“It is absolutely necessary that the region remains stable and that all sides restrain from further action,” EU Commission head Ursula von der Leyen said. Similar calls came from Beijing and from Arab states in the region.

In financial markets, global shares eased, oil prices surged and US bond yields fell as traders worried about the risks.


Within Iran, news reports on Friday’s incident made no mention of Israel, and state television carried analysts and pundits who appeared dismissive about the scale.

An analyst told state TV that mini drones flown by “infiltrators from inside Iran” had been shot down by air defenses in Isfahan.

Shortly after midnight, “three drones were observed in the sky over Isfahan. The air defense system became active and destroyed these drones in the sky,” Iranian state TV said.

Senior army commander Siavosh Mihandoust was quoted by state TV as saying air defense systems had targeted a “suspicious object.”

Iranian President Ebrahim Raisi had warned Israel before Friday’s strike that Tehran would deliver a “severe response” to any attack on its territory.

Iran told the United Nations Security Council on Thursday that Israel “must be compelled to stop any further military adventurism against our interests” as the UN secretary-general warned that the Middle East was in a “moment of maximum peril.”

By morning, Iran had reopened airports and airspace that were shut during the strikes.

Still, there was alarm over security in Israel and elsewhere. The US Embassy in Jerusalem restricted US government employees from travel outside Jerusalem, greater Tel Aviv and Beersheba “out of an abundance of caution.”

In a statement, the embassy warned US citizens of a “continued need for caution and increased personal security awareness as security incidents often take place without warning.”

Israel’s assault on Gaza began after Hamas Islamists attacked Israel on Oct. 7, killing 1,200, according to Israeli tallies.
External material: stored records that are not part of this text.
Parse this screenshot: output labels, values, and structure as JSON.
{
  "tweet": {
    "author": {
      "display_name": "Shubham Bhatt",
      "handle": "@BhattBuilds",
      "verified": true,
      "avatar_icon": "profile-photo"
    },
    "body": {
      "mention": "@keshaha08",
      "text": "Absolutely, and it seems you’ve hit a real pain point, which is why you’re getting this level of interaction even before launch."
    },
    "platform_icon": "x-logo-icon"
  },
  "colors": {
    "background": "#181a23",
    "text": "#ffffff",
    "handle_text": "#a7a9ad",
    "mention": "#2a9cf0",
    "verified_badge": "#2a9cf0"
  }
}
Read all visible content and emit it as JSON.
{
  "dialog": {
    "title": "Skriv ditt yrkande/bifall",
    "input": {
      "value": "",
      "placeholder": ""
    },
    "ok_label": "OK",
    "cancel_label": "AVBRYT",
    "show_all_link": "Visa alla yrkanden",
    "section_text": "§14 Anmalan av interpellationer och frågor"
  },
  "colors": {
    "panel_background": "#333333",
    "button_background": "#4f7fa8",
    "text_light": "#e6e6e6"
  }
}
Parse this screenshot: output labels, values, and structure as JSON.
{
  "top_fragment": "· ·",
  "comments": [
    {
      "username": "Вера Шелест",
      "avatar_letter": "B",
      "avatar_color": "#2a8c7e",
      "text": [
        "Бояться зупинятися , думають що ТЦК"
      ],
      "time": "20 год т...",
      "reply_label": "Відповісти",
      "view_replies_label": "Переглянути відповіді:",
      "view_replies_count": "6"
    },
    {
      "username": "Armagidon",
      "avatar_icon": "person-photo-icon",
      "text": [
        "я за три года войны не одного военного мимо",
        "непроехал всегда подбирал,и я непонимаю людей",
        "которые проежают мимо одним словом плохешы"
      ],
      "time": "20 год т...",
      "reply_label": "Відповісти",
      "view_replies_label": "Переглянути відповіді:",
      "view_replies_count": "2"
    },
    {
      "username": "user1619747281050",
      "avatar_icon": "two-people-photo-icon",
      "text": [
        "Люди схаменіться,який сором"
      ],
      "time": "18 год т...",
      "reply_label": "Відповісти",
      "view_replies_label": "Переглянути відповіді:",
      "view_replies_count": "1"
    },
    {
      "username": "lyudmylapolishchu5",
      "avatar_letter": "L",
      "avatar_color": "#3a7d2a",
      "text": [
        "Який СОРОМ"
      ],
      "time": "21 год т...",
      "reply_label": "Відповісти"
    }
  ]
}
Israel’s military offensive has killed about 34,000 Palestinians in Gaza, according to the Gazan health ministry.

Iran-backed groups have declared support for Palestinians, carrying out attacks from Lebanon, Yemen and Iraq, raising fears the Gaza conflict could grow into a wider regional war.